London, July 21 : The over-stretched and under-manned British Army is all set to spread its wings to enrol more Caribbean youngsters.
Now chiefs are planning to send recruiters to Jamaica for new talent. They want other Caribbean youngsters to follow in the footsteps of Victoria Cross winner Lt Cpl Johnson Beharry, who joined up from Grenada.
The armed forces are on their way to the home of reggae to entice new squaddies to sign up in wake of operations in war ravaged Iraq and Afghanistan.
Chiefs believe the starting salaries, slammed as low even by top officers, will be more attractive to youngsters from poorer countries.
It's a U-turn from last year when military chiefs were reported to be putting a limit on Commmonwealth troops to protect the "Britishness" of the Army.
Commonwealth troops serving in the UK military have already shot up from 360 a decade ago to 6,600 now. Reports from the Caribbean said Army recruiters had already visited Belize, Grenada, St Vincent and the Grenadines and St Lucia.
They said 166 men and women had been signed up on the holiday island of St Lucia.
Now Jamaica is being targeted in a bid to increase the number of its serving islanders from the current 600.
Latest figures show the military 4,900 short of its fully trained requirement, with the army 3,330 short.

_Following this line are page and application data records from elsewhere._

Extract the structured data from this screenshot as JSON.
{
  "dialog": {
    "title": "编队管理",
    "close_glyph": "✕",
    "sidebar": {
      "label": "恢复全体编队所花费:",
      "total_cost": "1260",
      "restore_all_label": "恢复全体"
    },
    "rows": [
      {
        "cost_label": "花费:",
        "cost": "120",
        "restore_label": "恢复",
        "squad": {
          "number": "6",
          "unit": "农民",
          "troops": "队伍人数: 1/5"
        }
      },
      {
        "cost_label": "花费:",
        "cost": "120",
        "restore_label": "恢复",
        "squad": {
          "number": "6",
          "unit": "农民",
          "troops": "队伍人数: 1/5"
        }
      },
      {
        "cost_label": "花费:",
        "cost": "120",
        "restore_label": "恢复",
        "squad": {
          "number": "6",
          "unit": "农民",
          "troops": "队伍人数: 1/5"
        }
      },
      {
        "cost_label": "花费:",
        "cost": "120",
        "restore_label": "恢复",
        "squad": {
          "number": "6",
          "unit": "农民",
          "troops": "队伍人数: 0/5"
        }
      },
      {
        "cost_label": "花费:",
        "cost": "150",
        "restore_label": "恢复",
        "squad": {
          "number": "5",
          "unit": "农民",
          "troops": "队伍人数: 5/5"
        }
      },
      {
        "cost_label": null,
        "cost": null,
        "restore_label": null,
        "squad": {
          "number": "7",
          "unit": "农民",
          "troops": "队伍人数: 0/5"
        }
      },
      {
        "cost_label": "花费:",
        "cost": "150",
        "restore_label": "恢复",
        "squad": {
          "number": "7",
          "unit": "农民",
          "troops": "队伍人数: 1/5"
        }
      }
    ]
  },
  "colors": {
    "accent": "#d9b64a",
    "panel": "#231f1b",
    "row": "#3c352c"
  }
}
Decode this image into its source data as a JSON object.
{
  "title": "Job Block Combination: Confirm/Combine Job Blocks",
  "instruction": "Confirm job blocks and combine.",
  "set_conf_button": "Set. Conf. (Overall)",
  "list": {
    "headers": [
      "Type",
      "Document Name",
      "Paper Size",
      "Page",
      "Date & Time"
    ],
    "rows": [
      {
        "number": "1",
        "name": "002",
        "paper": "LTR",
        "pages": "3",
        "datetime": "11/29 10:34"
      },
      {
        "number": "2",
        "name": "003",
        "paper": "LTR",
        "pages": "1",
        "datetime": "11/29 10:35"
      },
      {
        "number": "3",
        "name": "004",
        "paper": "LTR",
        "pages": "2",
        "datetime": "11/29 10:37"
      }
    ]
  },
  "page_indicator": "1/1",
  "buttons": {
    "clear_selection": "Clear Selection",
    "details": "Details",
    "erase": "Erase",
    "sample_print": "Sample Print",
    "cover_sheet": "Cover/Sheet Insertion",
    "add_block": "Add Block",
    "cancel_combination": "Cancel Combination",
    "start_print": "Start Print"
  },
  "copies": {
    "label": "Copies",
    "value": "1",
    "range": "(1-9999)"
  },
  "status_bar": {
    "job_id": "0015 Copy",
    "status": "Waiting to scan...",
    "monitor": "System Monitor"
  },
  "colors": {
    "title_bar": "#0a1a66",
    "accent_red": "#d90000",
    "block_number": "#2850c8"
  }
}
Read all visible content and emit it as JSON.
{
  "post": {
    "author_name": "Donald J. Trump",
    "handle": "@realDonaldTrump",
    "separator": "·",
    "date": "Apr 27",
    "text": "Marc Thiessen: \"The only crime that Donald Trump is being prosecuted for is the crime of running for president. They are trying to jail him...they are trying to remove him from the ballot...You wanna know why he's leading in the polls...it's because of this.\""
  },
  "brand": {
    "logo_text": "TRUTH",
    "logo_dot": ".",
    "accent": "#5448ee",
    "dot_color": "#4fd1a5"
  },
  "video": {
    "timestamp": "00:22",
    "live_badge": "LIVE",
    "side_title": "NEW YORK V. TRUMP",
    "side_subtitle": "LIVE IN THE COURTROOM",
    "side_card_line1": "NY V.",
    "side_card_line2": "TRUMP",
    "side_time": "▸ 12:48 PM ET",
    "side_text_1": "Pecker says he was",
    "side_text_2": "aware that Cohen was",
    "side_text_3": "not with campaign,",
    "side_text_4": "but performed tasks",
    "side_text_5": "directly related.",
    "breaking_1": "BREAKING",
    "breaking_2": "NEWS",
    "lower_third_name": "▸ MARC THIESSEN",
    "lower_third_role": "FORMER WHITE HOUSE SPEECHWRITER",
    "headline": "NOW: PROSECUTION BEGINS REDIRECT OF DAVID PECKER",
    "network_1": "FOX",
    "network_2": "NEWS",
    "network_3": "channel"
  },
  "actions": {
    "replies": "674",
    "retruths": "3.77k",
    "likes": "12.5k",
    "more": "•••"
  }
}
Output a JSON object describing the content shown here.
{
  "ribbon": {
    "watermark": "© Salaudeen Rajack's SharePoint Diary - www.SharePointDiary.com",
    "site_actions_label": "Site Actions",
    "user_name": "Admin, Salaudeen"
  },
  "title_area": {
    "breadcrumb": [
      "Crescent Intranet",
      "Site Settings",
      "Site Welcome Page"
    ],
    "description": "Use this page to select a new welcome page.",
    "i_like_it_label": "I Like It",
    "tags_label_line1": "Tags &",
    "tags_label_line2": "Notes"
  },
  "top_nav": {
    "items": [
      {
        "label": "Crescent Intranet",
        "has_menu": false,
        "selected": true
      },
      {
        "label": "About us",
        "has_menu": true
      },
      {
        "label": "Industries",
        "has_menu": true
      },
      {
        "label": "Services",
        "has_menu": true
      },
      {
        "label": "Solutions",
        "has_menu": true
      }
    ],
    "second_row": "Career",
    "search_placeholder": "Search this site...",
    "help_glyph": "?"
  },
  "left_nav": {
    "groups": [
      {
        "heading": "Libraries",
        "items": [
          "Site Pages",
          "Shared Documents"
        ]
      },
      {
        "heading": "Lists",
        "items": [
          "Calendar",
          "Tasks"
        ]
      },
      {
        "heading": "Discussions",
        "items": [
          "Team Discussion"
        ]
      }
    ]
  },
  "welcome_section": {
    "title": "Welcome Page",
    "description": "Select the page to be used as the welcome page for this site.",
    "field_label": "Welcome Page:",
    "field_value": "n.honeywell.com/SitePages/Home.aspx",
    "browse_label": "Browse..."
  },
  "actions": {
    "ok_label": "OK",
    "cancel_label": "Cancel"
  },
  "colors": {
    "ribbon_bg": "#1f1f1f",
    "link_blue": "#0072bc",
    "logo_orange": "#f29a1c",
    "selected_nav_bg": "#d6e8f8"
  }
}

In World War II tens of thousands of Commonwealth citizens volunteered for the UK armed forces, serving across Europe.
It was their experience in Britain, which laid the platform for the Windrush generation of Caribbean immigrants in the 1950s and 60s.
The Ministry of Defence told the Daily Star Sunday: "The armed forces are proud to recruit high quality soldiers from countries with close historical ties."

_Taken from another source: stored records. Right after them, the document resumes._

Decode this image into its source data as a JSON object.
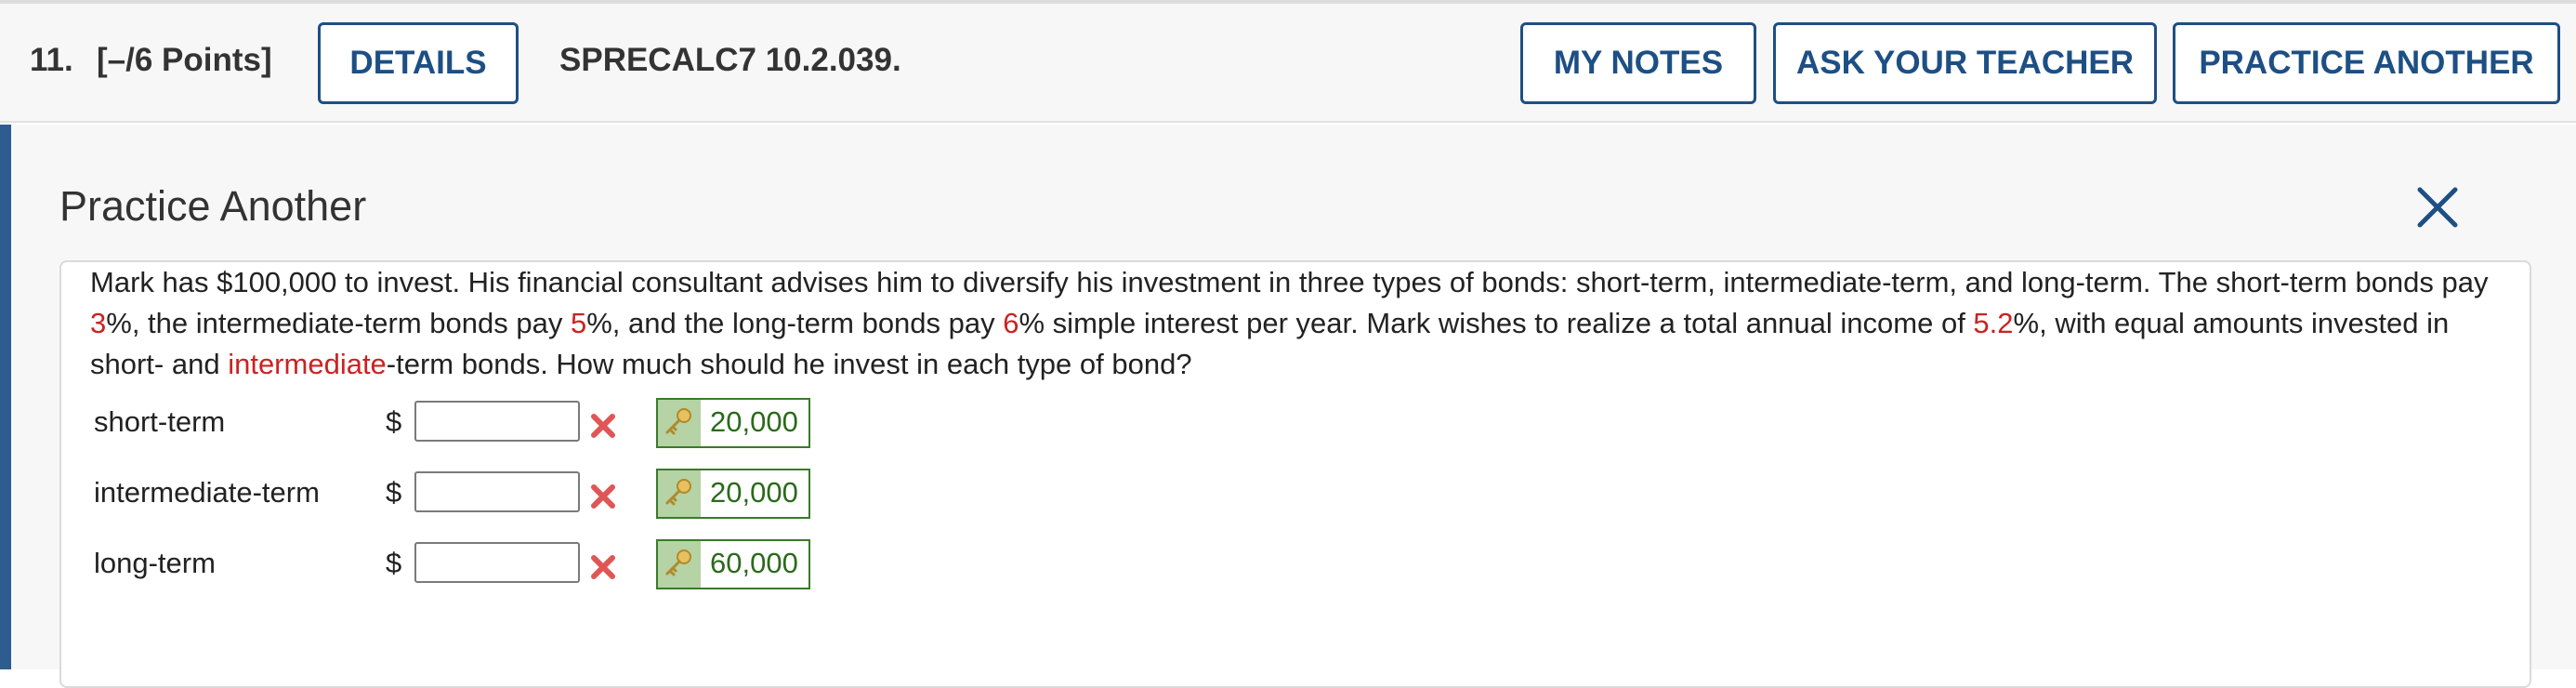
{
  "header": {
    "question_number": "11.",
    "points": "[–/6 Points]",
    "details_label": "DETAILS",
    "question_id": "SPRECALC7 10.2.039.",
    "my_notes_label": "MY NOTES",
    "ask_teacher_label": "ASK YOUR TEACHER",
    "practice_another_label": "PRACTICE ANOTHER"
  },
  "panel": {
    "title": "Practice Another",
    "problem": {
      "seg1": "Mark has $100,000 to invest. His financial consultant advises him to diversify his investment in three types of bonds: short-term, intermediate-term, and long-term. The short-term bonds pay ",
      "rate1": "3",
      "seg2": "%, the intermediate-term bonds pay ",
      "rate2": "5",
      "seg3": "%, and the long-term bonds pay ",
      "rate3": "6",
      "seg4": "% simple interest per year. Mark wishes to realize a total annual income of ",
      "rate4": "5.2",
      "seg5": "%, with equal amounts invested in short- and ",
      "word": "intermediate",
      "seg6": "-term bonds. How much should he invest in each type of bond?"
    },
    "rows": [
      {
        "label": "short-term",
        "currency": "$",
        "value": "",
        "answer": "20,000"
      },
      {
        "label": "intermediate-term",
        "currency": "$",
        "value": "",
        "answer": "20,000"
      },
      {
        "label": "long-term",
        "currency": "$",
        "value": "",
        "answer": "60,000"
      }
    ]
  },
  "colors": {
    "accent": "#2d5c8e",
    "button_border": "#1d4f84",
    "highlight_red": "#cc2222",
    "answer_green": "#2a6a1a",
    "incorrect_red": "#e05555"
  },
  "icons": {
    "close": "close-icon",
    "incorrect": "incorrect-x-icon",
    "key": "key-icon"
  }
}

"Commonwealth soldiers make a huge contribution to the armed forces, including on active operational duty where many continue to perform with distinction and honour. These personnel bring a range of skills and talents, which enrich the Service as a whole," it said.
Normally the Army does not recruit actively overseas, except for getting Gurkhas from Nepal, although Commonwealth and Irish citizens are allowed to apply.